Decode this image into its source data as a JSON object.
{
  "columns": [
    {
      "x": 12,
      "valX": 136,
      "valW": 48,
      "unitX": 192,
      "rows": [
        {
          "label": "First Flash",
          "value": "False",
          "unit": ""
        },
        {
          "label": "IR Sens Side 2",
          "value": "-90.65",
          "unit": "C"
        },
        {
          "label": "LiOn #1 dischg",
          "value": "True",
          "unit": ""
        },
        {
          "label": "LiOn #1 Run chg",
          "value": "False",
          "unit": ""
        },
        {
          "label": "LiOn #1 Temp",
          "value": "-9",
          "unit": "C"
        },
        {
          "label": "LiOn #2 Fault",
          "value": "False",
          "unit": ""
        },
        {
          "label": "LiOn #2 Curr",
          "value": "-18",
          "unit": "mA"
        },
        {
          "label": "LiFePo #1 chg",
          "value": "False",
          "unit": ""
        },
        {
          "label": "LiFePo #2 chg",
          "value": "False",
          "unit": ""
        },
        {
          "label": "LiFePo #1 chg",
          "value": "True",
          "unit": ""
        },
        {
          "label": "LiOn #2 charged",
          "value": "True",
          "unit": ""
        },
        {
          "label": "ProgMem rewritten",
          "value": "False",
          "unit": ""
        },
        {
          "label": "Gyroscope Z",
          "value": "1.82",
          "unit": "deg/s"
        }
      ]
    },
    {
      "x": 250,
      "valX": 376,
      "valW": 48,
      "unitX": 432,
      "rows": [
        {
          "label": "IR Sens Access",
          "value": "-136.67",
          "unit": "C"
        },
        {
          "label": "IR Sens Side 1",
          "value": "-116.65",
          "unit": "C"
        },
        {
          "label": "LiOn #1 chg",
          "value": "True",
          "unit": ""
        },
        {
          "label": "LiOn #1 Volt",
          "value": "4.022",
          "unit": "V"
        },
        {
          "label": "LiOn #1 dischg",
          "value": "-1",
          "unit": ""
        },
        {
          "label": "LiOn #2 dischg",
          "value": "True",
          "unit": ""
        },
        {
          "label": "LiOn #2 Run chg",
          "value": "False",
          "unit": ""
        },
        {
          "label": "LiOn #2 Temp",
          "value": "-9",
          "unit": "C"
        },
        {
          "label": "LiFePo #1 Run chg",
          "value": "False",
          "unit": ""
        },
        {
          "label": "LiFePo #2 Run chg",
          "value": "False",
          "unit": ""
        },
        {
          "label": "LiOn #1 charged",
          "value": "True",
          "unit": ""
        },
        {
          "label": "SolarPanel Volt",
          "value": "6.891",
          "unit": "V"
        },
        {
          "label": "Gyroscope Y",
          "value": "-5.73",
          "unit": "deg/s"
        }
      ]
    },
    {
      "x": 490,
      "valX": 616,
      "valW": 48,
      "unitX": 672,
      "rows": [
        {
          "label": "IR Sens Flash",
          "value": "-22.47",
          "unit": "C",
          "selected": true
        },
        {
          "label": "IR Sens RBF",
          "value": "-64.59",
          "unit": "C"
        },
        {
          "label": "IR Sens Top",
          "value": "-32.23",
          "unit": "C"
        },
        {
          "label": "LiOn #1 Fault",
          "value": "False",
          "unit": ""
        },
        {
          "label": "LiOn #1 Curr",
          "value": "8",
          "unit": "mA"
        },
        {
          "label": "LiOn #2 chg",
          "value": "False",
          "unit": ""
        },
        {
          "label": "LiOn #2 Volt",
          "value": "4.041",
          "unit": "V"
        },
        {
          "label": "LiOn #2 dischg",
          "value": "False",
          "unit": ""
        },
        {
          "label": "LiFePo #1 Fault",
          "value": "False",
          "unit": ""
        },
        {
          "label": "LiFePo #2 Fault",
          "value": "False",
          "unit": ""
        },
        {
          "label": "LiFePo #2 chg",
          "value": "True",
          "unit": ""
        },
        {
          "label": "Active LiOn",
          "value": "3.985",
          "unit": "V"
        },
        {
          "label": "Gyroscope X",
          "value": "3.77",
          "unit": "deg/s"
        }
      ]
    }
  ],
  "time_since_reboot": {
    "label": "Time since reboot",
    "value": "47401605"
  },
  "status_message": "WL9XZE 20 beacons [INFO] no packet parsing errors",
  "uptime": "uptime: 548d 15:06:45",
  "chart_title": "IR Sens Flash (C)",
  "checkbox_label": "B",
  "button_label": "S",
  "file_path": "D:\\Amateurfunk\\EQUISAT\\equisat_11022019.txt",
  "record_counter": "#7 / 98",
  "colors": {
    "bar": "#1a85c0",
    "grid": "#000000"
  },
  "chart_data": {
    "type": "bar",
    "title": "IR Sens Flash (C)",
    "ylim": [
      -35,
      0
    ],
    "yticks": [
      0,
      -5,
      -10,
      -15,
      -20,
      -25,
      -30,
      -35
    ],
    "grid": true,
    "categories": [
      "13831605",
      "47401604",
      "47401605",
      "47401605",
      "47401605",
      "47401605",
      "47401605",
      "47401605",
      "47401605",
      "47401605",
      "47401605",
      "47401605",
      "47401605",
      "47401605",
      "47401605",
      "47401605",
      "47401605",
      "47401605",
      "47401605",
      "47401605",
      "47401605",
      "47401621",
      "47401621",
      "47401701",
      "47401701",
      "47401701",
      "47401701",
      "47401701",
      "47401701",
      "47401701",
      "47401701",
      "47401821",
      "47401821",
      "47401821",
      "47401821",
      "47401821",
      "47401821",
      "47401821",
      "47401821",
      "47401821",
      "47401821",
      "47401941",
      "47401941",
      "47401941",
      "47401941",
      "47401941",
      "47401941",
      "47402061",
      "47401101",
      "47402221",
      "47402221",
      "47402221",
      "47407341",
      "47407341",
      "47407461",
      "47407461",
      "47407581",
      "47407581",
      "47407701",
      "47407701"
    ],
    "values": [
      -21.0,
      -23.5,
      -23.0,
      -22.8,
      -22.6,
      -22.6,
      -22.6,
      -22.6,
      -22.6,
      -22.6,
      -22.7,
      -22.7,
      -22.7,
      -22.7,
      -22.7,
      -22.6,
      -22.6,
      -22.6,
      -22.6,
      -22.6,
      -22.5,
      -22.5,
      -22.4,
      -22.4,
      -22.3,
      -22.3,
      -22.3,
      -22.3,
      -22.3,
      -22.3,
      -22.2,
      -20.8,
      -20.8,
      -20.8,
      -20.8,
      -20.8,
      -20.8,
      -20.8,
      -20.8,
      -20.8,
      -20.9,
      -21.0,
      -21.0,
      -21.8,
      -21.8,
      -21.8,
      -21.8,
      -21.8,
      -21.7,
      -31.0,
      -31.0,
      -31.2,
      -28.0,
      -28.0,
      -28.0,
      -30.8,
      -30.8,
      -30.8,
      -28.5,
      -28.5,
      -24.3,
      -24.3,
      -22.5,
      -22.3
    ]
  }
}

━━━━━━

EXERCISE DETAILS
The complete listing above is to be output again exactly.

ANSWER TO THIS EXERCISE
Decode this image into its source data as a JSON object.
{
  "columns": [
    {
      "x": 12,
      "valX": 136,
      "valW": 48,
      "unitX": 192,
      "rows": [
        {
          "label": "First Flash",
          "value": "False",
          "unit": ""
        },
        {
          "label": "IR Sens Side 2",
          "value": "-90.65",
          "unit": "C"
        },
        {
          "label": "LiOn #1 dischg",
          "value": "True",
          "unit": ""
        },
        {
          "label": "LiOn #1 Run chg",
          "value": "False",
          "unit": ""
        },
        {
          "label": "LiOn #1 Temp",
          "value": "-9",
          "unit": "C"
        },
        {
          "label": "LiOn #2 Fault",
          "value": "False",
          "unit": ""
        },
        {
          "label": "LiOn #2 Curr",
          "value": "-18",
          "unit": "mA"
        },
        {
          "label": "LiFePo #1 chg",
          "value": "False",
          "unit": ""
        },
        {
          "label": "LiFePo #2 chg",
          "value": "False",
          "unit": ""
        },
        {
          "label": "LiFePo #1 chg",
          "value": "True",
          "unit": ""
        },
        {
          "label": "LiOn #2 charged",
          "value": "True",
          "unit": ""
        },
        {
          "label": "ProgMem rewritten",
          "value": "False",
          "unit": ""
        },
        {
          "label": "Gyroscope Z",
          "value": "1.82",
          "unit": "deg/s"
        }
      ]
    },
    {
      "x": 250,
      "valX": 376,
      "valW": 48,
      "unitX": 432,
      "rows": [
        {
          "label": "IR Sens Access",
          "value": "-136.67",
          "unit": "C"
        },
        {
          "label": "IR Sens Side 1",
          "value": "-116.65",
          "unit": "C"
        },
        {
          "label": "LiOn #1 chg",
          "value": "True",
          "unit": ""
        },
        {
          "label": "LiOn #1 Volt",
          "value": "4.022",
          "unit": "V"
        },
        {
          "label": "LiOn #1 dischg",
          "value": "-1",
          "unit": ""
        },
        {
          "label": "LiOn #2 dischg",
          "value": "True",
          "unit": ""
        },
        {
          "label": "LiOn #2 Run chg",
          "value": "False",
          "unit": ""
        },
        {
          "label": "LiOn #2 Temp",
          "value": "-9",
          "unit": "C"
        },
        {
          "label": "LiFePo #1 Run chg",
          "value": "False",
          "unit": ""
        },
        {
          "label": "LiFePo #2 Run chg",
          "value": "False",
          "unit": ""
        },
        {
          "label": "LiOn #1 charged",
          "value": "True",
          "unit": ""
        },
        {
          "label": "SolarPanel Volt",
          "value": "6.891",
          "unit": "V"
        },
        {
          "label": "Gyroscope Y",
          "value": "-5.73",
          "unit": "deg/s"
        }
      ]
    },
    {
      "x": 490,
      "valX": 616,
      "valW": 48,
      "unitX": 672,
      "rows": [
        {
          "label": "IR Sens Flash",
          "value": "-22.47",
          "unit": "C",
          "selected": true
        },
        {
          "label": "IR Sens RBF",
          "value": "-64.59",
          "unit": "C"
        },
        {
          "label": "IR Sens Top",
          "value": "-32.23",
          "unit": "C"
        },
        {
          "label": "LiOn #1 Fault",
          "value": "False",
          "unit": ""
        },
        {
          "label": "LiOn #1 Curr",
          "value": "8",
          "unit": "mA"
        },
        {
          "label": "LiOn #2 chg",
          "value": "False",
          "unit": ""
        },
        {
          "label": "LiOn #2 Volt",
          "value": "4.041",
          "unit": "V"
        },
        {
          "label": "LiOn #2 dischg",
          "value": "False",
          "unit": ""
        },
        {
          "label": "LiFePo #1 Fault",
          "value": "False",
          "unit": ""
        },
        {
          "label": "LiFePo #2 Fault",
          "value": "False",
          "unit": ""
        },
        {
          "label": "LiFePo #2 chg",
          "value": "True",
          "unit": ""
        },
        {
          "label": "Active LiOn",
          "value": "3.985",
          "unit": "V"
        },
        {
          "label": "Gyroscope X",
          "value": "3.77",
          "unit": "deg/s"
        }
      ]
    }
  ],
  "time_since_reboot": {
    "label": "Time since reboot",
    "value": "47401605"
  },
  "status_message": "WL9XZE 20 beacons [INFO] no packet parsing errors",
  "uptime": "uptime: 548d 15:06:45",
  "chart_title": "IR Sens Flash (C)",
  "checkbox_label": "B",
  "button_label": "S",
  "file_path": "D:\\Amateurfunk\\EQUISAT\\equisat_11022019.txt",
  "record_counter": "#7 / 98",
  "colors": {
    "bar": "#1a85c0",
    "grid": "#000000"
  },
  "chart_data": {
    "type": "bar",
    "title": "IR Sens Flash (C)",
    "ylim": [
      -35,
      0
    ],
    "yticks": [
      0,
      -5,
      -10,
      -15,
      -20,
      -25,
      -30,
      -35
    ],
    "grid": true,
    "categories": [
      "13831605",
      "47401604",
      "47401605",
      "47401605",
      "47401605",
      "47401605",
      "47401605",
      "47401605",
      "47401605",
      "47401605",
      "47401605",
      "47401605",
      "47401605",
      "47401605",
      "47401605",
      "47401605",
      "47401605",
      "47401605",
      "47401605",
      "47401605",
      "47401605",
      "47401621",
      "47401621",
      "47401701",
      "47401701",
      "47401701",
      "47401701",
      "47401701",
      "47401701",
      "47401701",
      "47401701",
      "47401821",
      "47401821",
      "47401821",
      "47401821",
      "47401821",
      "47401821",
      "47401821",
      "47401821",
      "47401821",
      "47401821",
      "47401941",
      "47401941",
      "47401941",
      "47401941",
      "47401941",
      "47401941",
      "47402061",
      "47401101",
      "47402221",
      "47402221",
      "47402221",
      "47407341",
      "47407341",
      "47407461",
      "47407461",
      "47407581",
      "47407581",
      "47407701",
      "47407701"
    ],
    "values": [
      -21.0,
      -23.5,
      -23.0,
      -22.8,
      -22.6,
      -22.6,
      -22.6,
      -22.6,
      -22.6,
      -22.6,
      -22.7,
      -22.7,
      -22.7,
      -22.7,
      -22.7,
      -22.6,
      -22.6,
      -22.6,
      -22.6,
      -22.6,
      -22.5,
      -22.5,
      -22.4,
      -22.4,
      -22.3,
      -22.3,
      -22.3,
      -22.3,
      -22.3,
      -22.3,
      -22.2,
      -20.8,
      -20.8,
      -20.8,
      -20.8,
      -20.8,
      -20.8,
      -20.8,
      -20.8,
      -20.8,
      -20.9,
      -21.0,
      -21.0,
      -21.8,
      -21.8,
      -21.8,
      -21.8,
      -21.8,
      -21.7,
      -31.0,
      -31.0,
      -31.2,
      -28.0,
      -28.0,
      -28.0,
      -30.8,
      -30.8,
      -30.8,
      -28.5,
      -28.5,
      -24.3,
      -24.3,
      -22.5,
      -22.3
    ]
  }
}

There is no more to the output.